Representative Kevin Chambliss (D- Homestead): “This Common Sense Police Reform Bill represents a unified, bipartisan approach that protects and supports both our law enforcement community and the citizens they are sworn to protect. While this is just a start, it is good public policy and I am proud to be a part of the effort that passes this Bill into Law.”
Representative Dianne Hart (D- Tampa): “I’m happy to see this step taken to better our Criminal Justice System. It is my hope that this starts a much needed conversation about how we deal with the use of force in the state of Florida.”
Representative Yvonne Hinson (D- Gainesville): “Bad cops make good cops look bad. Time to crack the blue wall of silence, create a registry, eliminate immunity and criminalize use of deadly force.”
Representative Dotie Joseph (D- Miami): “In a time where our communities are hurting–from incessant incidents of police brutality, rare verdicts holding aggressors accountable, and very visible videos documenting colossal failures to de-escalate or treat people with dignity–I am grateful that we were able to reach bipartisan bill that incorporates some of the pain and purity of the #BlackLivesMatter movement as well as the frustrations of honorable officers wanting to set a better standard statewide. HB 7051 incorporates three of my bills–mandatory excessive force data reporting, a duty to intervene, and a duty to render medical aid–and several other concepts, which are the work product of a community collaboration by various Black bar associations, law enforcement, and community groups in South Florida.”
Representative Travaris McCurdy (D- Orlando): “The people of Florida should know that while this is moving us in the right direction we should not be stranded. Stranded at this point in the reforming of our criminal justice system. We must continue to work to improve and reform the system until it is equally and fully applied no matter where you live or what you look like.”

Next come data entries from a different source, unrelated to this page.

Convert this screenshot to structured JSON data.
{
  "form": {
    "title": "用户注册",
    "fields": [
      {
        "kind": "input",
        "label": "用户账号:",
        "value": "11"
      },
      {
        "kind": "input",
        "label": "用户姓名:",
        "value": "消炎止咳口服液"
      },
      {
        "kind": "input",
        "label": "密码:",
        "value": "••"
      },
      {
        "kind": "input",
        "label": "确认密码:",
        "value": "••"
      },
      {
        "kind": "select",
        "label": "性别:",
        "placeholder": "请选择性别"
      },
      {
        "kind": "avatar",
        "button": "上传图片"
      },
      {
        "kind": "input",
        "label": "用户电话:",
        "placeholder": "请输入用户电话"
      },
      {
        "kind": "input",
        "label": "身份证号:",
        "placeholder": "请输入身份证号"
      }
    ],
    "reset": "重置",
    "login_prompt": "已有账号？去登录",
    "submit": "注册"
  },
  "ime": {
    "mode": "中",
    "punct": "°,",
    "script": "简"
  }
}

Representative Anika Omphroy (D- Sunrise): “I introduced HB577 which focused on creating a tracking system for the excessive use of force in all law enforcement agencies. This was added into HB 7051 codifying it into Florida law. With this data, we will be able to monitor and resolve these occurrences to balance public safety and ensure all Floridians are treated the same under the law.”
Representative Felicia Robinson (D- Miami Gardens): “The passage of HB 7051 is a significant first step on the journey to reformation, transformation, and healing within our Criminal Justice System. This bill is the product of much discussion and debate on both sides of the aisle and I applaud my 119 colleagues, for their continuous effort on this historic piece of legislation.”
Representative Geraldine Thompson (D- Windermere): “A database, which I championed and is included in House Bill 7051, will allow us to identify problems with the use of force by law enforcement officers. This will allow intervention before there is a loss of life or grave bodily injury to a person.”
Representative Patricia Williams (D- Pompano Beach): “I am honored that my bill, the Kaia Rolle Act, which will establish a minimum age of arrest in Florida, was incorporated into House Bill 7051. History will record the decisions that we make today. These decisions will affect the lives of our children and grandchildren for years to come. Now is the time to get it right! This is just a start, I may not be here to see the change to its entirety, but I know a change is going to come.”
Representative Marie Woodson (D- Hollywood): “Things may not go the way we expect in the beginning but the introduction of change big or small shows the pathway to a better tomorrow for all there’s never a wrong time to do what’s right.”
Representative Tracie Davis (D – Jacksonville): “As we work toward real police reform in Florida, things such as limiting choke holds, increased standard basic recruit training, and prohibiting a child from a certain age from being arrested is a great step towards police reform with the implementation of HB 7051.”